However, if certain radical political groups on the right or left were able to "divide and conquer" effectively; gaining power over the press, over business, and over the minds of the people, we could easily see ourselves devolve into the Jacobin madness that destroyed any hope of a successful French Revolution. Such madness occurred in some regions during the collapse of the Soviet Union, allowing radicalism to prosper for a time, only to collapse and be replaced by a strong dictatorship, once again.

While President Obama may not be a radical, there are plenty of radicals on the left of him, who would love to gain absolute power of the process. Nancy Pelosi is just one of many who would love to impose their form of radicalism on the nation. Let's ensure we all stay well informed on the issues, knowing all sides of the debate. And let's ensure no one is out to demonize or destroy our nation piece by piece, as the Jacobins did during the French Revolution.

Tuesday, October 13, 2009

Clement of Alexandria and the Secret Book of Mark

Ancient Letter, Modern Mystery: The “Secret Mark” Translation - Biblical Archaeology Review

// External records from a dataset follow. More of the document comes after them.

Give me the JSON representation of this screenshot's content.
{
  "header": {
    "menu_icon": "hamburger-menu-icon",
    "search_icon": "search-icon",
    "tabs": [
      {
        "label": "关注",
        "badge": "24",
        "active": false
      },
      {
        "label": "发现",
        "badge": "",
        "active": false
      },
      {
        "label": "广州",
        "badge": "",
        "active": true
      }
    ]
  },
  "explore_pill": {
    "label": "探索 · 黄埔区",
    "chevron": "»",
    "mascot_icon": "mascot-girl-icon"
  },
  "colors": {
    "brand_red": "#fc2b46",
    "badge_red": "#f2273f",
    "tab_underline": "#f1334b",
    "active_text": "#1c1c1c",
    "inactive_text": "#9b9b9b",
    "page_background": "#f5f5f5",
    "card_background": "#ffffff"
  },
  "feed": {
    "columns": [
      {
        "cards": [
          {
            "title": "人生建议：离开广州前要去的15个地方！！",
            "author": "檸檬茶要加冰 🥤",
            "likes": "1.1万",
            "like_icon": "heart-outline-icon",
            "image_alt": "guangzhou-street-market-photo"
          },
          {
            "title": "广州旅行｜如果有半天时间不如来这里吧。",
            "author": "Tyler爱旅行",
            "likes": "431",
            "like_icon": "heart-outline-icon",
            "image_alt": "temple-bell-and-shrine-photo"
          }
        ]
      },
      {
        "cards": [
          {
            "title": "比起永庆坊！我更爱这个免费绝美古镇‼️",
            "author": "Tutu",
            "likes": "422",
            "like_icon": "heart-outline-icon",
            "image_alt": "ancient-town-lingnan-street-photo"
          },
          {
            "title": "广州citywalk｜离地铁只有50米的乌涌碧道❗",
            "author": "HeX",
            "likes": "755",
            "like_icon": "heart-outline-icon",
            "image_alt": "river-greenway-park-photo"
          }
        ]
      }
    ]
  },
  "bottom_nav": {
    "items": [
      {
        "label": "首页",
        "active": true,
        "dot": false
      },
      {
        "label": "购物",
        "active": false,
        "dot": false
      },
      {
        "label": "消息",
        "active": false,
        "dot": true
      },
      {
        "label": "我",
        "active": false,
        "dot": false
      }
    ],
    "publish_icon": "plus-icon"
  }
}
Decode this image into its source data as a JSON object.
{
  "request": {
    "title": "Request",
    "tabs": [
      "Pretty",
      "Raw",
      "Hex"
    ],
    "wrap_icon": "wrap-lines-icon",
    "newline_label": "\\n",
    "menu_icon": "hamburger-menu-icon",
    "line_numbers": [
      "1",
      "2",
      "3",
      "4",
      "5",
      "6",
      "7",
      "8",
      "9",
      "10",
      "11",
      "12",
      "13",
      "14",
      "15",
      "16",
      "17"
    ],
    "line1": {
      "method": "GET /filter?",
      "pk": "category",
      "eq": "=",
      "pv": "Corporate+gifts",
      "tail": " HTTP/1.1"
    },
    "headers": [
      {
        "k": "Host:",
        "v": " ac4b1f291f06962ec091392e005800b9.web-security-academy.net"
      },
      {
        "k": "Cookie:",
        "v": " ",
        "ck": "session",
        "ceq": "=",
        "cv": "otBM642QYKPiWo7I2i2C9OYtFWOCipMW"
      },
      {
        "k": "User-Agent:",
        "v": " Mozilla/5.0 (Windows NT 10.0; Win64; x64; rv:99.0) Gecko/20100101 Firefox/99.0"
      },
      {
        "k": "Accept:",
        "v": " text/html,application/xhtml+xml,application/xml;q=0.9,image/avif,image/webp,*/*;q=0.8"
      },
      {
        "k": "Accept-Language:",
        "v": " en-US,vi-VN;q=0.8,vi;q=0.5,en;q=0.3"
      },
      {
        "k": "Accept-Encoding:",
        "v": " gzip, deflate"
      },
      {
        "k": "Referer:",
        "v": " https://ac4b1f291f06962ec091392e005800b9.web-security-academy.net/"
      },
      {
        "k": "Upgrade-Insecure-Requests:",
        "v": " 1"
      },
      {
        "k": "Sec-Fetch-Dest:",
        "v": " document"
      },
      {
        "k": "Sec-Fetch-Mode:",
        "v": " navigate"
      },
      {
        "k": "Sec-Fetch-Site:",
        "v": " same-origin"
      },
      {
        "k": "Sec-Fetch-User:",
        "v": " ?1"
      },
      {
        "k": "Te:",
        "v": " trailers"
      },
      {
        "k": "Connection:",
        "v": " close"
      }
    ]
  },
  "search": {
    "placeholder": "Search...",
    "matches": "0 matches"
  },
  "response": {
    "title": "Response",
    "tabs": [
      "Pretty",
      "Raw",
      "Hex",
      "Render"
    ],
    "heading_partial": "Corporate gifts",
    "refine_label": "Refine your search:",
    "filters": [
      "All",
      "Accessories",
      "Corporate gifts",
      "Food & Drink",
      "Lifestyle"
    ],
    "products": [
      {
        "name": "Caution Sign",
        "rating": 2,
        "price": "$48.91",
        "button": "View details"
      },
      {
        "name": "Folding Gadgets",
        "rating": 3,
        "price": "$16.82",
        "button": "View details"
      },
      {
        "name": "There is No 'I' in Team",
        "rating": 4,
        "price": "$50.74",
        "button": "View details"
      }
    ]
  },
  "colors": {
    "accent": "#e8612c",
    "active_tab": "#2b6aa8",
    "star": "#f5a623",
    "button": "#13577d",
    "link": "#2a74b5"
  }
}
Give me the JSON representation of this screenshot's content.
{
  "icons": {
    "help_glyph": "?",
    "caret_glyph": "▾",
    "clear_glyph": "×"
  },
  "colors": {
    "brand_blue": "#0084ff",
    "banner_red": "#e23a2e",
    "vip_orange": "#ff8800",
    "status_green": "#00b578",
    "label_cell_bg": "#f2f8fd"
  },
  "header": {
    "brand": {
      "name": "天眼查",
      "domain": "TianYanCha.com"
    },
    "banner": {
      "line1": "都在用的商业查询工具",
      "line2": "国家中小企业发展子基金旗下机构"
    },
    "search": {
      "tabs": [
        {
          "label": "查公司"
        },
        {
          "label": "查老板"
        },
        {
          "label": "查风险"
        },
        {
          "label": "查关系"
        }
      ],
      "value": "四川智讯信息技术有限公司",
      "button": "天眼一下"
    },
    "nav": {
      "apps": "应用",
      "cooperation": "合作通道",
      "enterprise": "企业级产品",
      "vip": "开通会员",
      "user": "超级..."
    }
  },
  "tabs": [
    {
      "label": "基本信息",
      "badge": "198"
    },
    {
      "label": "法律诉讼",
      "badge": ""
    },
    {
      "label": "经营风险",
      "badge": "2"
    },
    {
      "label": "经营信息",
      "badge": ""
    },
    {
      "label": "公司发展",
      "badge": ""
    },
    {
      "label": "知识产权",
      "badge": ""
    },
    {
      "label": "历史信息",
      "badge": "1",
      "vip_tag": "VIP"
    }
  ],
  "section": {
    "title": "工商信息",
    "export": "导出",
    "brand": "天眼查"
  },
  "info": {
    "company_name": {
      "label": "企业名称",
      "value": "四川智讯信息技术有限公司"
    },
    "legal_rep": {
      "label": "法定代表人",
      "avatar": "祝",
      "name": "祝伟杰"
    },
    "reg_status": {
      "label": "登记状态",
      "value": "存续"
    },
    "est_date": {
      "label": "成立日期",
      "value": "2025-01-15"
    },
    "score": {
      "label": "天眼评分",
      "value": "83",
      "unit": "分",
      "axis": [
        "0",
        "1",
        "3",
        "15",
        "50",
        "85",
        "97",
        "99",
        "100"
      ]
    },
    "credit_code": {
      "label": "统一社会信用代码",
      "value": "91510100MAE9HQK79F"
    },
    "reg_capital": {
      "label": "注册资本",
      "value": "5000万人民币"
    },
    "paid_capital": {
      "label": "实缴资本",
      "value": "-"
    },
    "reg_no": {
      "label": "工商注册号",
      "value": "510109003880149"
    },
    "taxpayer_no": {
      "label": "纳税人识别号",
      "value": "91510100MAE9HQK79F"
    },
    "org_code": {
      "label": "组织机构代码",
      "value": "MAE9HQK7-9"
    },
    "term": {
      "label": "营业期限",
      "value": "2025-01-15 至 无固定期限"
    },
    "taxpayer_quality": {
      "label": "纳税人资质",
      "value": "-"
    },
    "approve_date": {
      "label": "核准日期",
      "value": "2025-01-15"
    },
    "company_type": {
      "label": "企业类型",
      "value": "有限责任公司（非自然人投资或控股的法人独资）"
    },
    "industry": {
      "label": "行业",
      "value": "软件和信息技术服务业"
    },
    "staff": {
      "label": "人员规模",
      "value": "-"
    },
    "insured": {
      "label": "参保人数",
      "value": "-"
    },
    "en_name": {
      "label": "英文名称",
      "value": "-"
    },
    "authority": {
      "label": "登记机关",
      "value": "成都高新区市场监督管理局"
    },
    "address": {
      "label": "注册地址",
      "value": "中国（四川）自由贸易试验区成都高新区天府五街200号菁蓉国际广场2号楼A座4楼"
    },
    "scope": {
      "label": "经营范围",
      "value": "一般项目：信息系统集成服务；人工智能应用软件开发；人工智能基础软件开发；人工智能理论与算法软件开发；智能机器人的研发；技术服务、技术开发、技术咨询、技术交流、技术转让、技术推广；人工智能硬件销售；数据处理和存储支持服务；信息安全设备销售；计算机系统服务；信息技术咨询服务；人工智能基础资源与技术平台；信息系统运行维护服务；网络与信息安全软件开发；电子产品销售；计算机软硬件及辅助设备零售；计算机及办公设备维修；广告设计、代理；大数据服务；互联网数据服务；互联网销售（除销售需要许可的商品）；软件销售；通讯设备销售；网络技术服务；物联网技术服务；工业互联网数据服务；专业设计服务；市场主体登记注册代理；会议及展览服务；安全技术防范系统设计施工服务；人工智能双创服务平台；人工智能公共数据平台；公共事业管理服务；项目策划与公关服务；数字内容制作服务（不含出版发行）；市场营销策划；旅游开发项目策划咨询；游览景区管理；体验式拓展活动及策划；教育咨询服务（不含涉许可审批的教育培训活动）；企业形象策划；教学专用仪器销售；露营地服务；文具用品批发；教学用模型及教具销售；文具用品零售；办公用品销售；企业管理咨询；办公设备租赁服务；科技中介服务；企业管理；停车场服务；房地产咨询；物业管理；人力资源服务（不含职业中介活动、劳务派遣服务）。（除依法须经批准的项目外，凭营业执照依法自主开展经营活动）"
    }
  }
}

The above link at Biblical Archaeological Review contains a letter, supposedly from Clement, discussing the various Secret Books of Mark that came up in his day. Clement was a disciple of Peter. He explains that Peter and Mark (also Peter's disciple) wrote copious notes on the gospel. Mark took these down to Alexandria, where he wrote a secret gospel. Gnostic groups, including the Carpocratians, obtained a copy and adulterated it to fit their own beliefs.

Still, Clement states certain things that are true about the original Secret Book of Mark:
1. There were secrets taught by Jesus to the initiated, things which were "not to be uttered."
2. Only a few were allowed to know the secrets, while most Christians were to only know the basics given in Mark's regular gospel.
3. The secret truths led the initiate "into the innermost sanctuary of that truth hidden by seven veils."

He mentions one story from the Secret Book of Mark, quoting from it, concerning a young rich man who Jesus raised from the dead. Then Jesus taught him the secret things, "And after six days Jesus told him what to do and in the evening the youth comes to him, wearing a linen cloth over his naked body. And he remained with him that night, for Jesus taught him the mystery of the kingdom of God." The Carpocratians and others used this to claim Jesus was having late night romps, but Clement and Mark knew that the secret initiations required the teachings to be done like this. LDS will note how this sounds like their temple initiatory work.

Once again, Joseph Smith "guessed" right on several things:
1. Some important teachings of Jesus and his disciples are not to be found in the Bible.
2. These important teachings included secrets that were to be kept from the world, and even from the regular members of the Christian Church.
3. These ancient teachings (veils, linen cloth, secrets that are unutterable) make sense in a modern LDS temple context.

Friday, October 09, 2009

Obama - Nobel Prize Winner

Yeah, yeah, I know it's been forever since I've blogged here. But others' blogs are so much better than this one.

However, I wanted to note Pres Obama winning the Nobel Peace Prize today.

Many are wondering what he could have done to deserve it. I think I have the answer:

1. It is a consolation prize from the people of Scandinavia for giving the Olympics to Rio de Janeiro.

2. It is Scandinavia's way of saying thanks for not bombing them after humiliating him in front of the world.

Anyway, either/or works pretty well for me. How about you?